Chainlink, a company that specializes in blockchain-based smart contracts, has acquired DECO HTTPS/TLS data transmission technology from Cornell University, according to a prepared statement. The company announced the acquisition at this month’s Smart Contract Summit for decentralized finance (DeFi) developers.
This is M&A deal 349 that ChannelE2E has covered so far in 2020. See the full M&A deal list here.
DECO was developed by former RSA Chief Scientist Ari Juels, who joins Chainlink Labs as its Chief Scientist. In this role, Juels will oversee the implementation of DECO and other Web 3.0 technologies, Chainlink stated.
DECO extends the data security capabilities of HTTPS and TLS, Chainlink noted. It guarantees that data remains private when it is delivered from both private and premium data sources.
In addition, DECO simultaneously provides private and premium data across the Internet and maintains its confidentiality and security, Chainlink indicated. To do so, DECO leverages cryptography and zero-knowledge proofs from servers using HTTPS/TLS, without releasing data externally.
DECO also provides previously unavailable data security when organizations transfer data over the Internet, Chainlink co-founder Sergey Nazarov said. As a result, DECO increases the security of private and premium data that becomes available for use by Web 2.0 and Web 3.0 applications.

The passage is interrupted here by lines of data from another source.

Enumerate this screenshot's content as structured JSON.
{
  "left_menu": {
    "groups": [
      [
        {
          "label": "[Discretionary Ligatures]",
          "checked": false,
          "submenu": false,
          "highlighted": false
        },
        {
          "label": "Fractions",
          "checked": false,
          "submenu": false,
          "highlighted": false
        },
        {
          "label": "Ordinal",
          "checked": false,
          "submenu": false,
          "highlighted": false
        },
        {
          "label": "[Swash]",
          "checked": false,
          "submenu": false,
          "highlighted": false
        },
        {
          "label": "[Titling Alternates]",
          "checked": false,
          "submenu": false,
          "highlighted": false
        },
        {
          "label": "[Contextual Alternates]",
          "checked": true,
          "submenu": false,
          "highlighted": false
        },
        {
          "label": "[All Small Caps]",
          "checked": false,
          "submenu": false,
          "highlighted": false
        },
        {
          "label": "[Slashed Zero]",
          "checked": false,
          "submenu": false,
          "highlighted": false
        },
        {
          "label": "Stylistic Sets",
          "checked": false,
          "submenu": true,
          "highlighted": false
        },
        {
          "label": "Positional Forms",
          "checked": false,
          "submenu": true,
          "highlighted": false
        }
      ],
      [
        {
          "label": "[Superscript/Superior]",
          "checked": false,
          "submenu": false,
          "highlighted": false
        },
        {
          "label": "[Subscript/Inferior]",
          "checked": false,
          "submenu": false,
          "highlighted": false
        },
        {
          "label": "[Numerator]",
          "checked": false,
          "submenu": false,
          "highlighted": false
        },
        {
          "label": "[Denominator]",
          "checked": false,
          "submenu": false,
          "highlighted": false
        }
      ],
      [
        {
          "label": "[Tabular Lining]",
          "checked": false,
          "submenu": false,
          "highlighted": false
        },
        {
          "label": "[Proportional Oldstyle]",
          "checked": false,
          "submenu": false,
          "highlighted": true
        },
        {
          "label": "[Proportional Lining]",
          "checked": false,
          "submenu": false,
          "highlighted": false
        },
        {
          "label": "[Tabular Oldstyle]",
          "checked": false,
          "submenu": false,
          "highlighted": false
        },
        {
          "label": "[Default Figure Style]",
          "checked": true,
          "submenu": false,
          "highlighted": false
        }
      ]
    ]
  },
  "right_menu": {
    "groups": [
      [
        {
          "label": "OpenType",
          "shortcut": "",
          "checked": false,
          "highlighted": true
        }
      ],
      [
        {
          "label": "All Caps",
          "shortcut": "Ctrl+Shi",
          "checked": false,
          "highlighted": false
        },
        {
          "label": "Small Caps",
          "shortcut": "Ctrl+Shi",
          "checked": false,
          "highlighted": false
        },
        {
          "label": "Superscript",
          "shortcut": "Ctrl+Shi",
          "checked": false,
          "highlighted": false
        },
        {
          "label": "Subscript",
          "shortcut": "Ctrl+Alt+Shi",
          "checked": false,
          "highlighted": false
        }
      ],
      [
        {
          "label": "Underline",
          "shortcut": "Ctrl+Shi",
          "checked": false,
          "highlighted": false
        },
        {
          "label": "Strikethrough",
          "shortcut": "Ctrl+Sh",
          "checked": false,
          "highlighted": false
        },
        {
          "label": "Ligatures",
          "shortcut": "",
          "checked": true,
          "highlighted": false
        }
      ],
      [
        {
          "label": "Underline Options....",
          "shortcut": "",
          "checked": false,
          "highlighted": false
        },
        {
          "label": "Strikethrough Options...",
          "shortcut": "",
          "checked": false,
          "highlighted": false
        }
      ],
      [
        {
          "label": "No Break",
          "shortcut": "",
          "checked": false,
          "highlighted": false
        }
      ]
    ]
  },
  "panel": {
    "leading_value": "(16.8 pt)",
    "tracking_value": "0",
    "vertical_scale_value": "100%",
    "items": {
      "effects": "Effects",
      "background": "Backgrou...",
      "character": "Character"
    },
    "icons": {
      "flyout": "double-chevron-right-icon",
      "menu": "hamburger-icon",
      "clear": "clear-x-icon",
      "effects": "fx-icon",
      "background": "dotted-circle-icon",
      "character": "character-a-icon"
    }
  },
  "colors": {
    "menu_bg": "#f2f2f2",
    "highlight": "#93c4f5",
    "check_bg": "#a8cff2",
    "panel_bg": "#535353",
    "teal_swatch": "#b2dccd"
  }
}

What Does the DECO Acquisition Mean for Chainlink?
DECO provides an additional layer of security, so previously inaccessible data can be made available to existing web systems, blockchains and smart contracts, Chainlink pointed out. Furthermore, DeFi professionals and organizations can use a DECO-enabled Chainlink Node to:
Provide data to blockchains and any associated DeFi protocols and smart contracts.
Verify the state of private data without releasing the information held in internal systems.
Enable consumers to review their personal data without giving applications full access to their personal accounts.
Chainlink technology lets end-users build blockchain-based smart contracts that securely access off-chain data feeds, web APIs and traditional bank payments, the company stated. It also drives the use of smart contracts in financial services, insurance and other highly regulated industries.